» WHAT YOU WILL DO: Each record listed below is to be output exactly as written.

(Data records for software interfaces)
____
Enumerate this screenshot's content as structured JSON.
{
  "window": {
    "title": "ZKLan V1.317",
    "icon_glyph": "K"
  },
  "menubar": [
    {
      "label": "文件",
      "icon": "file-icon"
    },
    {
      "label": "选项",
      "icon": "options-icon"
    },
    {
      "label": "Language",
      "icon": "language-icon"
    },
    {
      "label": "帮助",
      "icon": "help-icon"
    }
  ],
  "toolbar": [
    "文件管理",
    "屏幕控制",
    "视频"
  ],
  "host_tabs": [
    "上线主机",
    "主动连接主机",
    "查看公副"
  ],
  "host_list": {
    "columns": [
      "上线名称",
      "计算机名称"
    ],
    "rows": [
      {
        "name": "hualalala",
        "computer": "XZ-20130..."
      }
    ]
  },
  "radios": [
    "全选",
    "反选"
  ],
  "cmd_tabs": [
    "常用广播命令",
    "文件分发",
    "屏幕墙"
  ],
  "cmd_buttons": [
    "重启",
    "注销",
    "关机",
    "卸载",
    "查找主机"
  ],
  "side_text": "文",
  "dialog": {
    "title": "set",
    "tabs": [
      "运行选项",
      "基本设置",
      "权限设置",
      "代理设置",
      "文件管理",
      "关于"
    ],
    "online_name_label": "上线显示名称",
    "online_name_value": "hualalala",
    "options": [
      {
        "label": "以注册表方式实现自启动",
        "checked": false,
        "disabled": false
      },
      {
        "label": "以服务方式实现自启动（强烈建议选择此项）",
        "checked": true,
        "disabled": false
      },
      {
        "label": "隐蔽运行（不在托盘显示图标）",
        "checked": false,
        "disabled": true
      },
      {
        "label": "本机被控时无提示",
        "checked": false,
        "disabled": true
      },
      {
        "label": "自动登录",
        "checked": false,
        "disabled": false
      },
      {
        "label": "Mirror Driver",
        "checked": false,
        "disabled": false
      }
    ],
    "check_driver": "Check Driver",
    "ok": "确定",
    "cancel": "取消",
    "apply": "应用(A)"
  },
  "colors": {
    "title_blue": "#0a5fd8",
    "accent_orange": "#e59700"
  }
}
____
» EXERCISE RESULT:
Enumerate this screenshot's content as structured JSON.
{
  "window": {
    "title": "ZKLan V1.317",
    "icon_glyph": "K"
  },
  "menubar": [
    {
      "label": "文件",
      "icon": "file-icon"
    },
    {
      "label": "选项",
      "icon": "options-icon"
    },
    {
      "label": "Language",
      "icon": "language-icon"
    },
    {
      "label": "帮助",
      "icon": "help-icon"
    }
  ],
  "toolbar": [
    "文件管理",
    "屏幕控制",
    "视频"
  ],
  "host_tabs": [
    "上线主机",
    "主动连接主机",
    "查看公副"
  ],
  "host_list": {
    "columns": [
      "上线名称",
      "计算机名称"
    ],
    "rows": [
      {
        "name": "hualalala",
        "computer": "XZ-20130..."
      }
    ]
  },
  "radios": [
    "全选",
    "反选"
  ],
  "cmd_tabs": [
    "常用广播命令",
    "文件分发",
    "屏幕墙"
  ],
  "cmd_buttons": [
    "重启",
    "注销",
    "关机",
    "卸载",
    "查找主机"
  ],
  "side_text": "文",
  "dialog": {
    "title": "set",
    "tabs": [
      "运行选项",
      "基本设置",
      "权限设置",
      "代理设置",
      "文件管理",
      "关于"
    ],
    "online_name_label": "上线显示名称",
    "online_name_value": "hualalala",
    "options": [
      {
        "label": "以注册表方式实现自启动",
        "checked": false,
        "disabled": false
      },
      {
        "label": "以服务方式实现自启动（强烈建议选择此项）",
        "checked": true,
        "disabled": false
      },
      {
        "label": "隐蔽运行（不在托盘显示图标）",
        "checked": false,
        "disabled": true
      },
      {
        "label": "本机被控时无提示",
        "checked": false,
        "disabled": true
      },
      {
        "label": "自动登录",
        "checked": false,
        "disabled": false
      },
      {
        "label": "Mirror Driver",
        "checked": false,
        "disabled": false
      }
    ],
    "check_driver": "Check Driver",
    "ok": "确定",
    "cancel": "取消",
    "apply": "应用(A)"
  },
  "colors": {
    "title_blue": "#0a5fd8",
    "accent_orange": "#e59700"
  }
}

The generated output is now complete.